TASK OBJECTIVE: Could you write out all the records once more, exactly?

** TASK MATERIAL follows **

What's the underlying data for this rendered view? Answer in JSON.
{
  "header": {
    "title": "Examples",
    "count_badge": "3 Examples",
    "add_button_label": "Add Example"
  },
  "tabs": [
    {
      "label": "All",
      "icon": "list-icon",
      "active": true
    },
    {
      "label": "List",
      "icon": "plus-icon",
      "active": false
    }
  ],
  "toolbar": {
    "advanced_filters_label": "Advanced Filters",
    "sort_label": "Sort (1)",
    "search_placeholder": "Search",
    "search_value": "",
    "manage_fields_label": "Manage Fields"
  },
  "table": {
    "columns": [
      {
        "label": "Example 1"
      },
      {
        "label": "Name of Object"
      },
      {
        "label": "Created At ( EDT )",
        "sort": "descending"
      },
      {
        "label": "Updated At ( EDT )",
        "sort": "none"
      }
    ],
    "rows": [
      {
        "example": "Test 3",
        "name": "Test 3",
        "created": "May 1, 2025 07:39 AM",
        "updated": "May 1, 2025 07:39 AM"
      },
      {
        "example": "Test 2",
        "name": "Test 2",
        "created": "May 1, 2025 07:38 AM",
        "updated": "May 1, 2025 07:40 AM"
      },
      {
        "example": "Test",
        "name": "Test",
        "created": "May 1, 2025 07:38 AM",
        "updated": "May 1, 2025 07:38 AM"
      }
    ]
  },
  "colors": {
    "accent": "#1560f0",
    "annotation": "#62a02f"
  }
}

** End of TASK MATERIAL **

SOLUTION TO THIS PROBLEM:
What's the underlying data for this rendered view? Answer in JSON.
{
  "header": {
    "title": "Examples",
    "count_badge": "3 Examples",
    "add_button_label": "Add Example"
  },
  "tabs": [
    {
      "label": "All",
      "icon": "list-icon",
      "active": true
    },
    {
      "label": "List",
      "icon": "plus-icon",
      "active": false
    }
  ],
  "toolbar": {
    "advanced_filters_label": "Advanced Filters",
    "sort_label": "Sort (1)",
    "search_placeholder": "Search",
    "search_value": "",
    "manage_fields_label": "Manage Fields"
  },
  "table": {
    "columns": [
      {
        "label": "Example 1"
      },
      {
        "label": "Name of Object"
      },
      {
        "label": "Created At ( EDT )",
        "sort": "descending"
      },
      {
        "label": "Updated At ( EDT )",
        "sort": "none"
      }
    ],
    "rows": [
      {
        "example": "Test 3",
        "name": "Test 3",
        "created": "May 1, 2025 07:39 AM",
        "updated": "May 1, 2025 07:39 AM"
      },
      {
        "example": "Test 2",
        "name": "Test 2",
        "created": "May 1, 2025 07:38 AM",
        "updated": "May 1, 2025 07:40 AM"
      },
      {
        "example": "Test",
        "name": "Test",
        "created": "May 1, 2025 07:38 AM",
        "updated": "May 1, 2025 07:38 AM"
      }
    ]
  },
  "colors": {
    "accent": "#1560f0",
    "annotation": "#62a02f"
  }
}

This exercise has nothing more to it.